A bad mood often goes together with ruminating about the past or worrying about the future. In many cases, a mental problem has a physical solution. In other cases, the solution lies in changing the way you think. In this video, I’ll show you six quick mood enhancers that have helped me to go from grumpy & sad to good-tempered and happy.
Let’s dive in.
It’s common knowledge that physical exercise like walking, running or strength training elevates your mood. Especially if you let the blood pump through your veins you’re likely to experience feelings of euphoria afterward.
Active people are happier in general and the secret lies in the movement. Any movement. This could be from running a marathon to walking from your office chair to the coffee machine.
I think there are different factors at play here, like oxygen and blood circulation, a change of scenery and that movement will more likely tether you to the present moment. Also, movement is a way to progress; whether it’s cleaning your room or training for muscle growth. Humans like progression.
If you feel down or depressed, try this: undress, turn the shower to cold and jump in.
Taking a cold shower has many benefits. If you take a cold show for a few minutes you will experience an instant mood increase.
Cold showers can be excruciatingly uncomfortable. And that’s the very reason why they work. The simple idea behind this is that comfort grows out of discomfort. To feel great, you need to feel like crap first.
You basically shock your depression away by exposing your body to cold water. The euphoria that comes after the cold shower will make you feel better.
Cognitive-behavioral therapy is a treatment based on the ancient philosophy called Stoicism. It’s a mind hack that makes you feel better by changing the way you think.
When you’re thinking about the past or worry about the future you create a huge amount of excessive thoughts. Excessive thinking can become very problematic, to the point of deep depression, psychosis, and even suicide. I have made a video about this called ´4 Dangerous Effects Of Overthinking´.
The thing is: thoughts are not real. Thoughts are either fantasy about what could happen in the future and memories which are perceptions and reflections of past events. Neuroscientists discovered that memories are highly adaptive and reshape themselves in order to fit new circumstances. In other words: memories are not reliable.
Cognitive-behavioral therapy hacks into the brain’s distorted thinking patterns and attacks them by using logic and reason. It will challenge the negative and delusional stories you’re probably telling yourself and reshapes these thoughts into rational thinking. This way, you’ll expose the crap that you’re feeding yourself that makes you feel miserable.
Another problematic phenomenon about excessive thinking is that we are inclined to hold on to our thinking patterns and, sometimes, we are utterly immersed by them. Like spiritual teacher Eckhart Tolle once said and I quote: “many people live with a tormentor in their head that continuously attacks and punishes them and drains them of vital energy. It is the cause of untold misery and unhappiness, as well as of disease.”
The Buddhists call this the ‘monkey mind’, in which the mind recklessly jumps from subject to subject.
A way to dissolve these excessive thinking patterns is listening to your thoughts without engaging in them.

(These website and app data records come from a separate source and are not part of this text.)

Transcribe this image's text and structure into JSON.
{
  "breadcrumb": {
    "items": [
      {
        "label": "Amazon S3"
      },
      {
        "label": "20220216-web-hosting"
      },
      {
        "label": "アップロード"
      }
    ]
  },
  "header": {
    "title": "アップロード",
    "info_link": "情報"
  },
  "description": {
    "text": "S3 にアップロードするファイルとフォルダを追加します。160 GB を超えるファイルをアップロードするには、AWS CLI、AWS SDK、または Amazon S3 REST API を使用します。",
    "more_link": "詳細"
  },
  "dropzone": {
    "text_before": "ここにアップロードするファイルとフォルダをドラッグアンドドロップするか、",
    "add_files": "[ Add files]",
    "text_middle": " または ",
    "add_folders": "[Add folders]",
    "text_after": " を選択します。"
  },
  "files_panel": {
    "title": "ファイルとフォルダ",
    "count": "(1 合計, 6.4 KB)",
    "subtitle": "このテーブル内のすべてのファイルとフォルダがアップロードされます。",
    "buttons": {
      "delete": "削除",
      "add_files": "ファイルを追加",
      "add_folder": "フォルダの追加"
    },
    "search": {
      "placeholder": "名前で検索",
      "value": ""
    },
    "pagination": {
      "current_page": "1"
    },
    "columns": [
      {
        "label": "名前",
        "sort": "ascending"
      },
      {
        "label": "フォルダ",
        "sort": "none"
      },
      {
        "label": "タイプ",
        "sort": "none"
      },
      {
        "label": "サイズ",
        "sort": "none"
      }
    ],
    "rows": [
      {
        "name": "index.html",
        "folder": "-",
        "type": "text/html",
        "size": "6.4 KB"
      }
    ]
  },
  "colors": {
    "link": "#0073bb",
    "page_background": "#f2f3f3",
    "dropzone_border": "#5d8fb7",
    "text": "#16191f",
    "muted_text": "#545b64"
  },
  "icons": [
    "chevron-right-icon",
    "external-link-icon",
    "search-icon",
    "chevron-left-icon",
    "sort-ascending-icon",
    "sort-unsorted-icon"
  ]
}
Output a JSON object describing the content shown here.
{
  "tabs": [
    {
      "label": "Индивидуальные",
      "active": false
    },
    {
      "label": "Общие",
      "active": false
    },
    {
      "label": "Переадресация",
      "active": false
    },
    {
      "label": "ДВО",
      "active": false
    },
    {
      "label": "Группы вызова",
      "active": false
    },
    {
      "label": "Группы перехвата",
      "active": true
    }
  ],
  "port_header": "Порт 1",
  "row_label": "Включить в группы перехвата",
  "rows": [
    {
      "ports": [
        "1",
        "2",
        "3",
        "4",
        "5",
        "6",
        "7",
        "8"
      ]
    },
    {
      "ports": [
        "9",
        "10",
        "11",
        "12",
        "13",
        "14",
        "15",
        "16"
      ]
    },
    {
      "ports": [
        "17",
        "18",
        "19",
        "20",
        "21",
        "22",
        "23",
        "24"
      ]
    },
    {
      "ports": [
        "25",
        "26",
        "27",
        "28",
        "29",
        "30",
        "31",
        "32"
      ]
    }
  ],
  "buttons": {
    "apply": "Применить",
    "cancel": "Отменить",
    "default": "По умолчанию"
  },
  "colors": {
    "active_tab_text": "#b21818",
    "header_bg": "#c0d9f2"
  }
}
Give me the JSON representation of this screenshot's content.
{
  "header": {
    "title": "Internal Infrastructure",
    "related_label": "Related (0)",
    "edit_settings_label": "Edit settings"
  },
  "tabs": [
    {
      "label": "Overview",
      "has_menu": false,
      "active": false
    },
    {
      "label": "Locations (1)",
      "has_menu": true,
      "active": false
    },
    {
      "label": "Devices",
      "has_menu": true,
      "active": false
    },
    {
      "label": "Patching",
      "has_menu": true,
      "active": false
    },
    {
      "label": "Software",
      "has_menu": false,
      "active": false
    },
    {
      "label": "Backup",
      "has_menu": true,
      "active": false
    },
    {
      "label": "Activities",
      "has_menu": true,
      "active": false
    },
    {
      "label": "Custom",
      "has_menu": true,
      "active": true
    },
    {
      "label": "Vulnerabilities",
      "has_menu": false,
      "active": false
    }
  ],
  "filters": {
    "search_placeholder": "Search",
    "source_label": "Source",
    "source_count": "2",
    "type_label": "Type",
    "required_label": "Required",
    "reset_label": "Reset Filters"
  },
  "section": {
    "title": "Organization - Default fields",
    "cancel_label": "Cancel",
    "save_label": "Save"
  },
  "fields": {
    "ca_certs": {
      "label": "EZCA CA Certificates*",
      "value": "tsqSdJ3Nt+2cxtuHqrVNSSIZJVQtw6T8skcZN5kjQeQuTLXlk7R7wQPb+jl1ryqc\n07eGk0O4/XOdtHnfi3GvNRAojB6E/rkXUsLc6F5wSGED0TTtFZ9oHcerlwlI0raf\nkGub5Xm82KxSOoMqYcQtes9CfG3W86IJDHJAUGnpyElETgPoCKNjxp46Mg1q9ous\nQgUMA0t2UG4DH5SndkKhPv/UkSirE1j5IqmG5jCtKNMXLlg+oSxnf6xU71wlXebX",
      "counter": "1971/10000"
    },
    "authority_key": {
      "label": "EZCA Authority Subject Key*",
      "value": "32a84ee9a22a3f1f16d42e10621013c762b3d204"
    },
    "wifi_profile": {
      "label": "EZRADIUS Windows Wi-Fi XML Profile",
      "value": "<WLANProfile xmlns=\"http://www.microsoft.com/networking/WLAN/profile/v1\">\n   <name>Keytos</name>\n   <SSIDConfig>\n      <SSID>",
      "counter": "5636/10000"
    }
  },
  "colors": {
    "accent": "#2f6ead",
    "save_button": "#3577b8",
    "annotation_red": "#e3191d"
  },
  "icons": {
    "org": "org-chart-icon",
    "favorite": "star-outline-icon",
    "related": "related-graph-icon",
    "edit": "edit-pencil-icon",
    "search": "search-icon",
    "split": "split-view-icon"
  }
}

You can do this by sitting down and observe your thoughts closely. This way, you create room between you, the observer, and the stream of thoughts. What do they say? What do they want?
By listening closely to your thoughts without engaging with them, you’ll notice that you are not your thoughts. They simply come and go. Don’t fight them, and they will pass away peacefully.
By accepting the mind instead of fighting the mind, it calms down. A calmer mind means a better mood.
Another way to lift your mood is by talking. Feeling like crap? Having a lot on your mind? Just throw it out. If you talk about what bothers you and how you feel you’ll experience a sense of relief.
However: don’t overdo this because talking too much about how bad you feel will possibly work counterintuitively. Also, pick wisely whom you talk to. Some people are chronically miserable themselves. Talking to them will only make it worse. You know what they say: misery loves company.
The trick is: you don’t necessarily have to talk about your problems. The act of engaging with other people and the human connection that comes from that is often mood lifting. Of course this depends on the people you communicate with. I’d say: seek out positive, uplifting people – the ones that have a track record of making you laugh – and avoid the negative, cynical ones.
If nothing of the above helps I think it is a good idea to give this one a shot. A bad mood can very well be because you are sleep deprived. Especially if you have been working or studying a lot lately. Or maybe you are an athlete and your muscles did not get enough rest. Even a small nap can do wonders for your mood.
As I mentioned, a mental problem often has a physical solution. When it comes to your mood, a lack of sleep can be absolutely detrimental. I have experienced that when I feel down or anxious, it’s often because I didn’t sleep well. That’s why I prioritize sleep over everything else nowadays.
I hope this video is useful to you.